==== Given entries
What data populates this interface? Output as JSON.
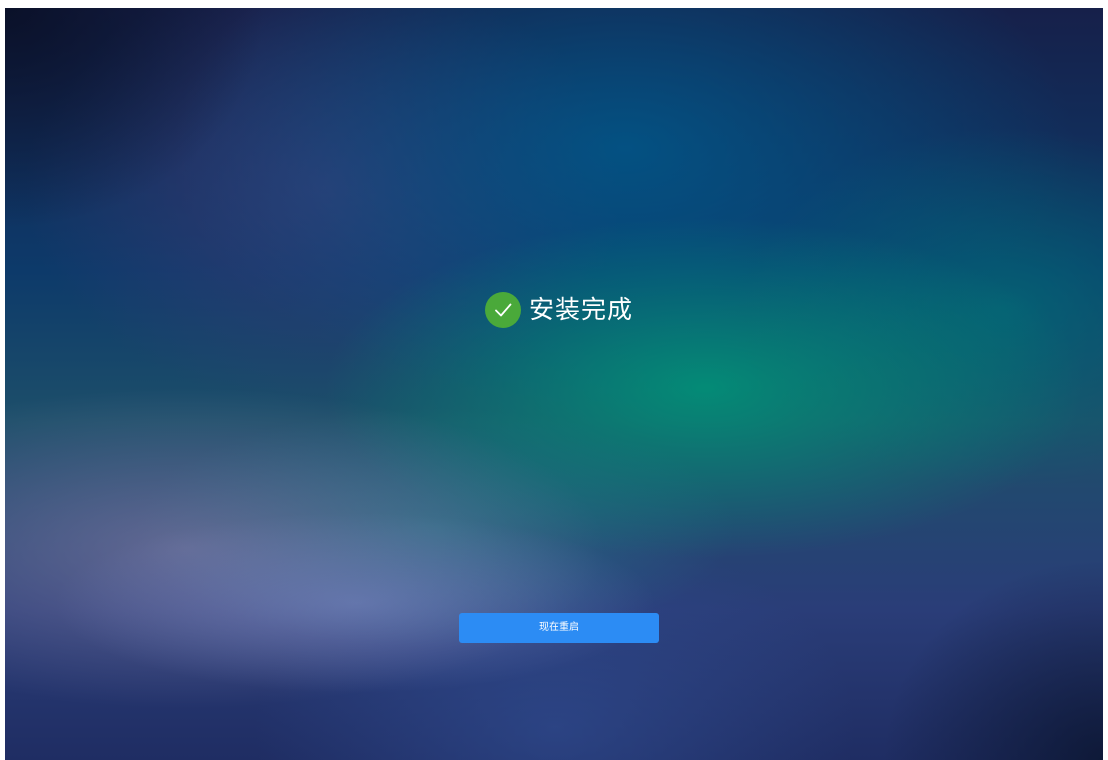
{
  "status": {
    "icon": "check-circle-icon",
    "title": "安装完成"
  },
  "actions": {
    "reboot_label": "现在重启"
  },
  "colors": {
    "success": "#4aa93a",
    "button": "#2c8cf4",
    "text": "#ffffff"
  }
}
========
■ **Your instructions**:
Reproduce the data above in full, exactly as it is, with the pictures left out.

■ **Answer section**:
What data populates this interface? Output as JSON.
{
  "status": {
    "icon": "check-circle-icon",
    "title": "安装完成"
  },
  "actions": {
    "reboot_label": "现在重启"
  },
  "colors": {
    "success": "#4aa93a",
    "button": "#2c8cf4",
    "text": "#ffffff"
  }
}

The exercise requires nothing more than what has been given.